The resolution in question was for everyone to qualify our statements as personal opinions instead of facts. I felt this would be too discouraging to open debate, that we would be too worried about offending each other and over-censor ourselves. The group agreed to change the resolution to say we would try to frame our statements as opinions rather than facts. I was satisfied with the change.

Oaxaca City
After establishing a few more ground rules, we walked back to the hostel and went out into the world to fend for ourselves for dinner. Again, my memory of dinner has abandoned me. I don’t remember going out at all that night. 

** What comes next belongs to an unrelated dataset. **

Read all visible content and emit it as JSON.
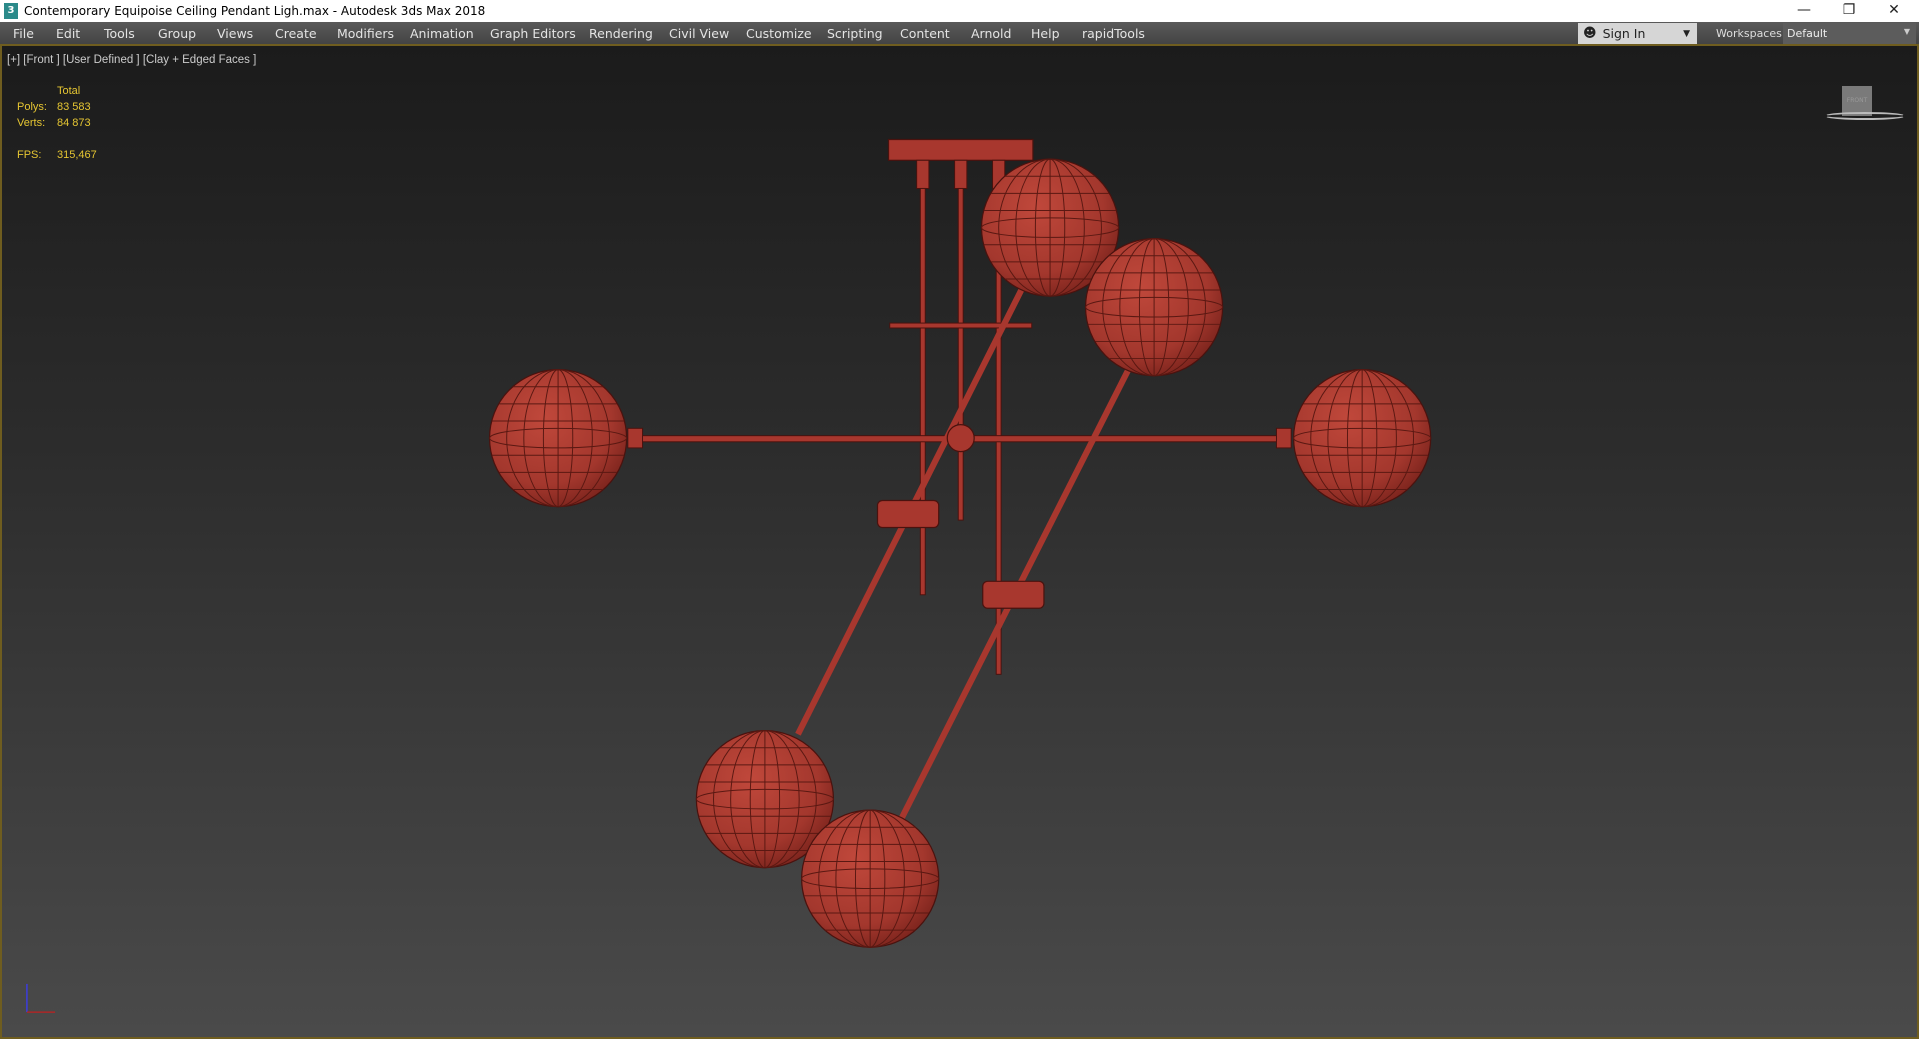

I had no desire to stay out late due to my (relative) lack of sleep the night before, so I stayed in. I was one of 4 guys to move to another room upstairs for accommodations, where we had 6 bunkbeds between us, plenty of bottom bunks to sleep on and room to enjoy some of that American-sized personal space. 

Consensus decision-making at the convent.
Having the room to myself that evening, I indulged in some much-needed solitude and did my daily writing exercise: 3 pages of stream-of-consciousness, known in The Artist’s Way as the Morning Pages. I also had time for a much-needed shower, although I made the mistake of using the showers in our room despite being warned about the cold water. As it turned out, the water temperature wasn’t the real issue.

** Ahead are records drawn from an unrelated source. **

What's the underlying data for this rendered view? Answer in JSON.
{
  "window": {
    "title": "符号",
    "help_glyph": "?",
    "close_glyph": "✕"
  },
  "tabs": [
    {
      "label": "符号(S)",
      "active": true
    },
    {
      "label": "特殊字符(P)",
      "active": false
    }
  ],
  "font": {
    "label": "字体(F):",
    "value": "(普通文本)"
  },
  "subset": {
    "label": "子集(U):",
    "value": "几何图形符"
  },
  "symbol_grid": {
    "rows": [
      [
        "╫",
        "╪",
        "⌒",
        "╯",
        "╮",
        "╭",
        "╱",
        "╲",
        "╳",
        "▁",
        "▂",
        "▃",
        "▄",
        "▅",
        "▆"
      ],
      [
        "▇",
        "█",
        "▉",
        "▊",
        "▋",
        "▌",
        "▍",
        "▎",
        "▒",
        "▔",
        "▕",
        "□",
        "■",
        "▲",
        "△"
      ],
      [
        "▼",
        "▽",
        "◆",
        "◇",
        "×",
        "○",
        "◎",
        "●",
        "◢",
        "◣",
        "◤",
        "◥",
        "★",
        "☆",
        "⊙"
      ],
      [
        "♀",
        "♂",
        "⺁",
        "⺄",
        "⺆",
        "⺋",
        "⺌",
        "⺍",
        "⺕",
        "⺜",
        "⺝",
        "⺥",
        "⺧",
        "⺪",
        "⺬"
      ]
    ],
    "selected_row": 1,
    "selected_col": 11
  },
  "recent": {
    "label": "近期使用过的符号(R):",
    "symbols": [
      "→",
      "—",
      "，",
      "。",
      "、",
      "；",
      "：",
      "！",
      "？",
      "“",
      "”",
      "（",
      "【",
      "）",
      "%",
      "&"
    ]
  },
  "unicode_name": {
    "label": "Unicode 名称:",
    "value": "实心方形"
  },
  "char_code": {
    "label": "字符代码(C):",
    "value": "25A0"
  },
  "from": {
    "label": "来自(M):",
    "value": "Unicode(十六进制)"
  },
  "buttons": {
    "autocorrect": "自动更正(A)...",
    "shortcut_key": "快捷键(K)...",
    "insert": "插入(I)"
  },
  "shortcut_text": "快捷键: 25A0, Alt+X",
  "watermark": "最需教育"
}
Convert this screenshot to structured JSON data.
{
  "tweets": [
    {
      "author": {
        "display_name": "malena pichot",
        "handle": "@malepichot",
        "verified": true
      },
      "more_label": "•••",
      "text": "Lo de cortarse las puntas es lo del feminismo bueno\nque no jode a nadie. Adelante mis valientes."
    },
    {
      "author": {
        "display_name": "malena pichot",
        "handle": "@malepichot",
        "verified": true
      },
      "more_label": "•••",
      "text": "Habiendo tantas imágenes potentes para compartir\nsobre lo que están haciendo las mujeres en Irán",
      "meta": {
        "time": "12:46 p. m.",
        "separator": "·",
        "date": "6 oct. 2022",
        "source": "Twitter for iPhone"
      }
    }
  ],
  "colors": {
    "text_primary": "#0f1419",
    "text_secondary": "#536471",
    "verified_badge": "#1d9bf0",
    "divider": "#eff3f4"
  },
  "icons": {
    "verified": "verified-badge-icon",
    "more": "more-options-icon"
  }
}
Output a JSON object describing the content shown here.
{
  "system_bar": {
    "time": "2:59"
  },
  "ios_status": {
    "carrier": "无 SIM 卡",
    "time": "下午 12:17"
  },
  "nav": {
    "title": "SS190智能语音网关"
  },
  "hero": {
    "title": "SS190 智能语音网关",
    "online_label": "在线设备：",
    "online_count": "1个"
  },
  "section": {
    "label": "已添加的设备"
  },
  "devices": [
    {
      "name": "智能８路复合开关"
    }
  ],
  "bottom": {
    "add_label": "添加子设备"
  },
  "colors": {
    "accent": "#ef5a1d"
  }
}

There were two showers in our bathroom. I tried the first, but turning the two dials only activated the sink faucets. It would’ve been hilarious to anyone watching. Unfortunately, I was not in a good mood. But, as Samuel Beckett apparently said, “Nothing is funnier than unhappiness,” so if someone had filmed me, I’m sure it would’ve gone viral. I was probably ripping off a Fatty Arbuckle routine without realizing it. 

Karissa admires our Group Agreements.
In the second shower stall, one dial again activated a sink faucet, while the other finally brought a meager measure of success. Most of the water came out in a fountain above the showerhead and brought precious little moisture to the body of the bather. 

I gasped a few times in the scattered spray, although my reaction seemed to have less to do with the coolness (or "coolth") of the water and more to do with finally letting my guard down with no one around. My anger and anxiety seemed to be leaking out under these extreme conditions, forced out by the frustration and discomfort of this showering ordeal.

Oaxaca City
I managed to wash off the film of sweat, grime and self-consciousness that had built up over the previous 2 days. It was a military-style shower (or “navy shower,” according to Wikipedia), which I learned during a week-long visit to Dancing Rabbit Ecovillage in NE Missouri (another group that practices Consensus). 

I ran the shower just long enough to get wet, which took longer than usual, then shut it off and lathered up before rinsing off. This approach uses much less water than the traditional First-World shower, and it comes in mighty handy when the water is cold. I rarely make that sacrifice in the fall and winter, but I often do it in the summer.

Finally free of that emotional baggage, I settled down early for a restful night’s sleep.


  1. I loved all the wonderful detail of that first day you recaptured. Well written, Micky!
    I'm still struggling to transpose my 45+ pages of notes onto Google Docs for all to read.I feel like I'm letting the group down until that's done. I'll get there.
    Keep's great!

  2. Thank you! I'm glad you enjoyed it.